Modelling land-use decisions in production systems involving multiple crops and varieties

This paper argues and provides empirical evidence that trade-offs and/or complementarities are inherent in technological options that shape the adoption of and land-use decisions in production systems involving multiple crops in Ethiopia. By applying a fractional response model to a nationally representative sample of 1 469 households, this paper found that, while there are tradeoffs in the land-use decisions regarding barley and potatoes, there are complementarities in the land-use decisions of their improved varieties. A striking result from this analysis is that the frequency of extension visits does not affect land allocation among crops and their improved varieties, which, in the light of the very high density of extension personnel in Ethiopia, shows the poor performance of the extension service delivery system.
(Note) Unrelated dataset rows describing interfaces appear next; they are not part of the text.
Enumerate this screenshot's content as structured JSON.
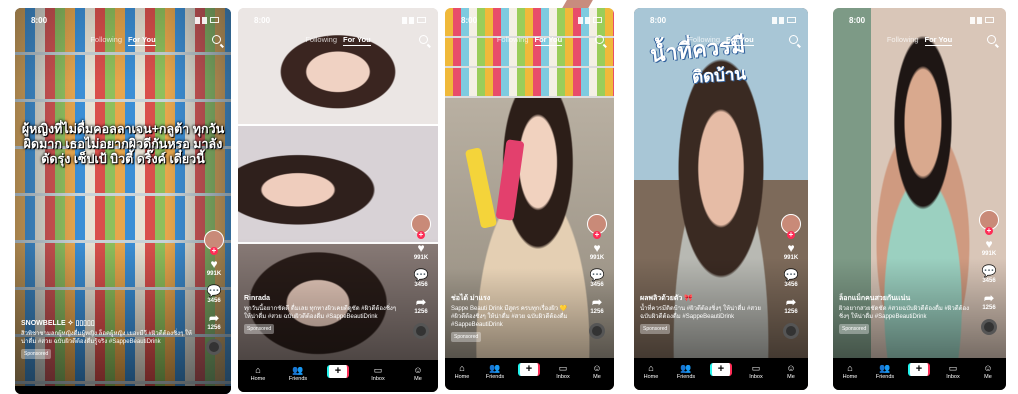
{
  "common": {
    "time": "8:00",
    "tab_following": "Following",
    "tab_for_you": "For You",
    "sponsored": "Sponsored",
    "nav": {
      "home": "Home",
      "friends": "Friends",
      "create": "+",
      "inbox": "Inbox",
      "me": "Me"
    }
  },
  "colors": {
    "accent_red": "#fe2c55",
    "accent_cyan": "#25f4ee",
    "nav_bg": "#000000"
  },
  "icons": [
    "heart-icon",
    "comment-icon",
    "share-icon",
    "music-disc-icon",
    "search-icon",
    "home-icon",
    "friends-icon",
    "inbox-icon",
    "profile-icon"
  ],
  "phones": [
    {
      "overlay": "ผู้หญิงที่ไม่ดื่มคอลลาเจน+กลูต้า ทุกวันผิดมาก เธอไม่อยากผิวดีกันหรอ มาลังดัดรุ่ง เซ็ปเป้ บิวตี้ ดริ๊งค์ เดี๋ยวนี้",
      "likes": "991K",
      "comments": "3456",
      "shares": "1256",
      "username": "SNOWBELLE ✧ ▯▯▯▯▯",
      "caption": "สิวพิชาชามลกผู้หญิงดื่มผู้หญิง ล็อคผู้หญิง เยอะมีวี #ผิวดีต้องชิ่งๆ ให้น่าดื่ม #สวย ฉบับผิวดีต้องดื่มรู้จริง #SappeBeautiDrink"
    },
    {
      "likes": "991K",
      "comments": "3456",
      "shares": "1256",
      "username": "Rinrada",
      "caption": "ทุกวันนี้อยากชัดดี ดื่มเลย ทุกทางผิวเคยดีดูชัด #ผิวดีต้องชิ่งๆ ให้น่าดื่ม #สวย ฉบับผิวดีต้องดื่ม #SappeBeautiDrink"
    },
    {
      "likes": "991K",
      "comments": "3456",
      "shares": "1256",
      "username": "ช่อได้ ม่าแรง",
      "caption": "Sappe Beauti Drink มีสูตร ครบทุกเรื่องผิว 💛 #ผิวดีต้องชิ่งๆ ให้น่าดื่ม #สวย ฉบับผิวดีต้องดื่ม #SappeBeautiDrink"
    },
    {
      "headline1": "น้ำที่ควรมี",
      "headline2": "ติดบ้าน",
      "likes": "991K",
      "comments": "3456",
      "shares": "1256",
      "username": "ผลพลิวด้วยตัว 🎀",
      "caption": "น้ำที่ควรมีติดบ้าน #ผิวดีต้องชิ่งๆ ให้น่าดื่ม #สวยฉบับผิวดีต้องดื่ม #SappeBeautiDrink"
    },
    {
      "likes": "991K",
      "comments": "3456",
      "shares": "1256",
      "username": "ล็อกแม็กคนสวยกันเเน่น",
      "caption": "ผิวอยากสวยชัดชัด #สวยฉบับผิวดีต้องดื่ม #ผิวดีต้องชิ่งๆ ให้น่าดื่ม #SappeBeautiDrink"
    }
  ]
}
These results imply that the analysis of smallholder adoption decisions and agricultural technology targeting needs to consider all major crops in the farmers’ portfolio, and Ethiopia should consider overhauling its extension service
delivery systems.